Source information:

+ + + + + + +

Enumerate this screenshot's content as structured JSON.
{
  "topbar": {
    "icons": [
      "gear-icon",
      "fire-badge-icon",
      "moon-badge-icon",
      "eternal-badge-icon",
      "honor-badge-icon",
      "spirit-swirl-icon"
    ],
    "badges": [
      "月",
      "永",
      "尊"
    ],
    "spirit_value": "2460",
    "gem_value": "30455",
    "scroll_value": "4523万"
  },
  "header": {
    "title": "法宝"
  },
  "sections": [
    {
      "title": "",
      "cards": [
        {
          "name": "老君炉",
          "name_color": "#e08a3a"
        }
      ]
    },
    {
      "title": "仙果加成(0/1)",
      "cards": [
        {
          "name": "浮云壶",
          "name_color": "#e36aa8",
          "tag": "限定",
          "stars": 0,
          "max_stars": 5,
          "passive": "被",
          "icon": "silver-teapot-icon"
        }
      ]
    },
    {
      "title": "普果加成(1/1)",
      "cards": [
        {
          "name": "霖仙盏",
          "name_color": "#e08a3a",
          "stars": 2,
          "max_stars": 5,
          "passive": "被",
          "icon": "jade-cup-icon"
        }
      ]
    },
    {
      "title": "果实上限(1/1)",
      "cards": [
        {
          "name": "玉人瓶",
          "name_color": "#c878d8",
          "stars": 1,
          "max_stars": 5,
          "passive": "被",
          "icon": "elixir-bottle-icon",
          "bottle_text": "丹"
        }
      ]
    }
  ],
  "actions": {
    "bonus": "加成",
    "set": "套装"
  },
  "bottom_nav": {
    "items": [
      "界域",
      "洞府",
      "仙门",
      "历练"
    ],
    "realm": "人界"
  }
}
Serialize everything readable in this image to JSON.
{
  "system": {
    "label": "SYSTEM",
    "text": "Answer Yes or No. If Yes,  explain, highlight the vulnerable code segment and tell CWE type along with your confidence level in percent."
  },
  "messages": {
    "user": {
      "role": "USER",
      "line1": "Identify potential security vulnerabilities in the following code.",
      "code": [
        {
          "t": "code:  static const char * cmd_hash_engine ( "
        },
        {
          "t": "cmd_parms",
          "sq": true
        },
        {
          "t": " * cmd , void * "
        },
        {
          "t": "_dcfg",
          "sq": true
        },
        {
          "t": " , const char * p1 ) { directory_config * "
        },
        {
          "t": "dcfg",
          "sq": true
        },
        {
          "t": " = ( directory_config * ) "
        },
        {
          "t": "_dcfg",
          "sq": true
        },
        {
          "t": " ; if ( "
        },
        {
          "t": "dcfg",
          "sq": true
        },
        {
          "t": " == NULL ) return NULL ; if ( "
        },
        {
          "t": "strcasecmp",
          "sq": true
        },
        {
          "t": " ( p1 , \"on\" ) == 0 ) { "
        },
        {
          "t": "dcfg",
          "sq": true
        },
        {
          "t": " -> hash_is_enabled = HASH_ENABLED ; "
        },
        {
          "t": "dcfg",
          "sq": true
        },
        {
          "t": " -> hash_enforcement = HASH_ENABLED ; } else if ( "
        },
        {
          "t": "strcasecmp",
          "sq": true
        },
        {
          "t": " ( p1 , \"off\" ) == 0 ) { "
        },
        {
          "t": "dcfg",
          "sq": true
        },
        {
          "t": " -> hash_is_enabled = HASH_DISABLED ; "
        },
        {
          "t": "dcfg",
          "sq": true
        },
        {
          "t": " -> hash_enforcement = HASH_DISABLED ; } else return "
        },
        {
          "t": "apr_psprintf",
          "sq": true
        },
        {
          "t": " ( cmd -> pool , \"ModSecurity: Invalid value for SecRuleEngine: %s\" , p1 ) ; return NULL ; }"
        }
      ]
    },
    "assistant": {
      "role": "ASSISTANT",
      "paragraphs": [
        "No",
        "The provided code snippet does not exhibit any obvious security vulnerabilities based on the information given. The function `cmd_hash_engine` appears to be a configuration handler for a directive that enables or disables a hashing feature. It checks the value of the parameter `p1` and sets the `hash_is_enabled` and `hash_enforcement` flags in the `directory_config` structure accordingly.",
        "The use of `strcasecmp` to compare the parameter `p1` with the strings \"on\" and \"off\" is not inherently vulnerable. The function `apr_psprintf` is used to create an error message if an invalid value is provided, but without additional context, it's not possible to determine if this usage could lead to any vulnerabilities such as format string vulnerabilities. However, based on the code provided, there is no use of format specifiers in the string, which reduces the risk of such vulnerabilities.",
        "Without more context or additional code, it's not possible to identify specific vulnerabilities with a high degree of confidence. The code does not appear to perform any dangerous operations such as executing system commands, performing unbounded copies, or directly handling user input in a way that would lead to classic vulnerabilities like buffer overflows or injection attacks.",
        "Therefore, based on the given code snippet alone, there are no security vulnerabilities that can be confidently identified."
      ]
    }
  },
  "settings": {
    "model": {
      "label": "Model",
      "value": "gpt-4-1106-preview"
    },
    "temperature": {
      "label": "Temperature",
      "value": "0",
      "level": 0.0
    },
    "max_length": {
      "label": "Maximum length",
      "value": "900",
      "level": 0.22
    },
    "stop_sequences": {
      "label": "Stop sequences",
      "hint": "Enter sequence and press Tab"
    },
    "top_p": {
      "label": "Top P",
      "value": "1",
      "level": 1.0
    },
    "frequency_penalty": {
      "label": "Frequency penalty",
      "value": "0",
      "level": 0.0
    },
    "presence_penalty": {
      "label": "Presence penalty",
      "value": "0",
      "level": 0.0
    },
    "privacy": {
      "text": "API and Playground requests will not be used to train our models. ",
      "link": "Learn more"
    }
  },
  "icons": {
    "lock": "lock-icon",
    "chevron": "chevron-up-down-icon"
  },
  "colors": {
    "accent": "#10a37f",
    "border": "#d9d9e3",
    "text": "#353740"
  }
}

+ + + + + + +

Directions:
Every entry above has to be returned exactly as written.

Solution to this problem:
Enumerate this screenshot's content as structured JSON.
{
  "topbar": {
    "icons": [
      "gear-icon",
      "fire-badge-icon",
      "moon-badge-icon",
      "eternal-badge-icon",
      "honor-badge-icon",
      "spirit-swirl-icon"
    ],
    "badges": [
      "月",
      "永",
      "尊"
    ],
    "spirit_value": "2460",
    "gem_value": "30455",
    "scroll_value": "4523万"
  },
  "header": {
    "title": "法宝"
  },
  "sections": [
    {
      "title": "",
      "cards": [
        {
          "name": "老君炉",
          "name_color": "#e08a3a"
        }
      ]
    },
    {
      "title": "仙果加成(0/1)",
      "cards": [
        {
          "name": "浮云壶",
          "name_color": "#e36aa8",
          "tag": "限定",
          "stars": 0,
          "max_stars": 5,
          "passive": "被",
          "icon": "silver-teapot-icon"
        }
      ]
    },
    {
      "title": "普果加成(1/1)",
      "cards": [
        {
          "name": "霖仙盏",
          "name_color": "#e08a3a",
          "stars": 2,
          "max_stars": 5,
          "passive": "被",
          "icon": "jade-cup-icon"
        }
      ]
    },
    {
      "title": "果实上限(1/1)",
      "cards": [
        {
          "name": "玉人瓶",
          "name_color": "#c878d8",
          "stars": 1,
          "max_stars": 5,
          "passive": "被",
          "icon": "elixir-bottle-icon",
          "bottle_text": "丹"
        }
      ]
    }
  ],
  "actions": {
    "bonus": "加成",
    "set": "套装"
  },
  "bottom_nav": {
    "items": [
      "界域",
      "洞府",
      "仙门",
      "历练"
    ],
    "realm": "人界"
  }
}
Serialize everything readable in this image to JSON.
{
  "system": {
    "label": "SYSTEM",
    "text": "Answer Yes or No. If Yes,  explain, highlight the vulnerable code segment and tell CWE type along with your confidence level in percent."
  },
  "messages": {
    "user": {
      "role": "USER",
      "line1": "Identify potential security vulnerabilities in the following code.",
      "code": [
        {
          "t": "code:  static const char * cmd_hash_engine ( "
        },
        {
          "t": "cmd_parms",
          "sq": true
        },
        {
          "t": " * cmd , void * "
        },
        {
          "t": "_dcfg",
          "sq": true
        },
        {
          "t": " , const char * p1 ) { directory_config * "
        },
        {
          "t": "dcfg",
          "sq": true
        },
        {
          "t": " = ( directory_config * ) "
        },
        {
          "t": "_dcfg",
          "sq": true
        },
        {
          "t": " ; if ( "
        },
        {
          "t": "dcfg",
          "sq": true
        },
        {
          "t": " == NULL ) return NULL ; if ( "
        },
        {
          "t": "strcasecmp",
          "sq": true
        },
        {
          "t": " ( p1 , \"on\" ) == 0 ) { "
        },
        {
          "t": "dcfg",
          "sq": true
        },
        {
          "t": " -> hash_is_enabled = HASH_ENABLED ; "
        },
        {
          "t": "dcfg",
          "sq": true
        },
        {
          "t": " -> hash_enforcement = HASH_ENABLED ; } else if ( "
        },
        {
          "t": "strcasecmp",
          "sq": true
        },
        {
          "t": " ( p1 , \"off\" ) == 0 ) { "
        },
        {
          "t": "dcfg",
          "sq": true
        },
        {
          "t": " -> hash_is_enabled = HASH_DISABLED ; "
        },
        {
          "t": "dcfg",
          "sq": true
        },
        {
          "t": " -> hash_enforcement = HASH_DISABLED ; } else return "
        },
        {
          "t": "apr_psprintf",
          "sq": true
        },
        {
          "t": " ( cmd -> pool , \"ModSecurity: Invalid value for SecRuleEngine: %s\" , p1 ) ; return NULL ; }"
        }
      ]
    },
    "assistant": {
      "role": "ASSISTANT",
      "paragraphs": [
        "No",
        "The provided code snippet does not exhibit any obvious security vulnerabilities based on the information given. The function `cmd_hash_engine` appears to be a configuration handler for a directive that enables or disables a hashing feature. It checks the value of the parameter `p1` and sets the `hash_is_enabled` and `hash_enforcement` flags in the `directory_config` structure accordingly.",
        "The use of `strcasecmp` to compare the parameter `p1` with the strings \"on\" and \"off\" is not inherently vulnerable. The function `apr_psprintf` is used to create an error message if an invalid value is provided, but without additional context, it's not possible to determine if this usage could lead to any vulnerabilities such as format string vulnerabilities. However, based on the code provided, there is no use of format specifiers in the string, which reduces the risk of such vulnerabilities.",
        "Without more context or additional code, it's not possible to identify specific vulnerabilities with a high degree of confidence. The code does not appear to perform any dangerous operations such as executing system commands, performing unbounded copies, or directly handling user input in a way that would lead to classic vulnerabilities like buffer overflows or injection attacks.",
        "Therefore, based on the given code snippet alone, there are no security vulnerabilities that can be confidently identified."
      ]
    }
  },
  "settings": {
    "model": {
      "label": "Model",
      "value": "gpt-4-1106-preview"
    },
    "temperature": {
      "label": "Temperature",
      "value": "0",
      "level": 0.0
    },
    "max_length": {
      "label": "Maximum length",
      "value": "900",
      "level": 0.22
    },
    "stop_sequences": {
      "label": "Stop sequences",
      "hint": "Enter sequence and press Tab"
    },
    "top_p": {
      "label": "Top P",
      "value": "1",
      "level": 1.0
    },
    "frequency_penalty": {
      "label": "Frequency penalty",
      "value": "0",
      "level": 0.0
    },
    "presence_penalty": {
      "label": "Presence penalty",
      "value": "0",
      "level": 0.0
    },
    "privacy": {
      "text": "API and Playground requests will not be used to train our models. ",
      "link": "Learn more"
    }
  },
  "icons": {
    "lock": "lock-icon",
    "chevron": "chevron-up-down-icon"
  },
  "colors": {
    "accent": "#10a37f",
    "border": "#d9d9e3",
    "text": "#353740"
  }
}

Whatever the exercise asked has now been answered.